[Dataset rows for apps and sites]
▬▬▬

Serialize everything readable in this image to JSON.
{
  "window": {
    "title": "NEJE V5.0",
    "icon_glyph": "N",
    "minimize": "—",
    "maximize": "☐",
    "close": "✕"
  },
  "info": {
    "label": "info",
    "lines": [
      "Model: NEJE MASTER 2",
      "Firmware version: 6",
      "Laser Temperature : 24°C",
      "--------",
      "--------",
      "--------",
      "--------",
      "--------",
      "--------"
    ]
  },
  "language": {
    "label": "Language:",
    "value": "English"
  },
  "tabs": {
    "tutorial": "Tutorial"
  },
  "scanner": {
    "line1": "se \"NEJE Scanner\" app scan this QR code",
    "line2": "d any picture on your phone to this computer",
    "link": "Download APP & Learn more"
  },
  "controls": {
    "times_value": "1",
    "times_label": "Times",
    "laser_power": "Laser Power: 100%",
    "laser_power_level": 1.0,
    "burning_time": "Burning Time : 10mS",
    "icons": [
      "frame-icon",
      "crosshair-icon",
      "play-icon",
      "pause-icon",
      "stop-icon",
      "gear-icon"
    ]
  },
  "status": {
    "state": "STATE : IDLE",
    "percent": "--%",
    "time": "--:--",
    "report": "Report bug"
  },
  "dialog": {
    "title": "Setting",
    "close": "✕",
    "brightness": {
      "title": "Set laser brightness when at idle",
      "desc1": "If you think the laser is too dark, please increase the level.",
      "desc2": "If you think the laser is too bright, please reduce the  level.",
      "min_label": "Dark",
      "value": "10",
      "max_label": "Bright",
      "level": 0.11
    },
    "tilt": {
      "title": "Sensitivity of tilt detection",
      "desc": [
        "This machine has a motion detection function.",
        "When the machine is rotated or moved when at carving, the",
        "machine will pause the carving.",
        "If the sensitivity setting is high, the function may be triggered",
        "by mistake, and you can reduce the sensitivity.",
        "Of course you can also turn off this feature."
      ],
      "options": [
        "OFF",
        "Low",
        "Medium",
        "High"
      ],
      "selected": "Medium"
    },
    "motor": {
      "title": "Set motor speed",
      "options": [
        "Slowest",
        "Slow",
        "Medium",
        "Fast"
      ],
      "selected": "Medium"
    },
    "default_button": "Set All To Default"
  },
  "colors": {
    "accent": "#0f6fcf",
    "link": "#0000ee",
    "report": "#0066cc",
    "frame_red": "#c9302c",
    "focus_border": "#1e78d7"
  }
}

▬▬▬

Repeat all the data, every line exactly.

- REPLY
Serialize everything readable in this image to JSON.
{
  "window": {
    "title": "NEJE V5.0",
    "icon_glyph": "N",
    "minimize": "—",
    "maximize": "☐",
    "close": "✕"
  },
  "info": {
    "label": "info",
    "lines": [
      "Model: NEJE MASTER 2",
      "Firmware version: 6",
      "Laser Temperature : 24°C",
      "--------",
      "--------",
      "--------",
      "--------",
      "--------",
      "--------"
    ]
  },
  "language": {
    "label": "Language:",
    "value": "English"
  },
  "tabs": {
    "tutorial": "Tutorial"
  },
  "scanner": {
    "line1": "se \"NEJE Scanner\" app scan this QR code",
    "line2": "d any picture on your phone to this computer",
    "link": "Download APP & Learn more"
  },
  "controls": {
    "times_value": "1",
    "times_label": "Times",
    "laser_power": "Laser Power: 100%",
    "laser_power_level": 1.0,
    "burning_time": "Burning Time : 10mS",
    "icons": [
      "frame-icon",
      "crosshair-icon",
      "play-icon",
      "pause-icon",
      "stop-icon",
      "gear-icon"
    ]
  },
  "status": {
    "state": "STATE : IDLE",
    "percent": "--%",
    "time": "--:--",
    "report": "Report bug"
  },
  "dialog": {
    "title": "Setting",
    "close": "✕",
    "brightness": {
      "title": "Set laser brightness when at idle",
      "desc1": "If you think the laser is too dark, please increase the level.",
      "desc2": "If you think the laser is too bright, please reduce the  level.",
      "min_label": "Dark",
      "value": "10",
      "max_label": "Bright",
      "level": 0.11
    },
    "tilt": {
      "title": "Sensitivity of tilt detection",
      "desc": [
        "This machine has a motion detection function.",
        "When the machine is rotated or moved when at carving, the",
        "machine will pause the carving.",
        "If the sensitivity setting is high, the function may be triggered",
        "by mistake, and you can reduce the sensitivity.",
        "Of course you can also turn off this feature."
      ],
      "options": [
        "OFF",
        "Low",
        "Medium",
        "High"
      ],
      "selected": "Medium"
    },
    "motor": {
      "title": "Set motor speed",
      "options": [
        "Slowest",
        "Slow",
        "Medium",
        "Fast"
      ],
      "selected": "Medium"
    },
    "default_button": "Set All To Default"
  },
  "colors": {
    "accent": "#0f6fcf",
    "link": "#0000ee",
    "report": "#0066cc",
    "frame_red": "#c9302c",
    "focus_border": "#1e78d7"
  }
}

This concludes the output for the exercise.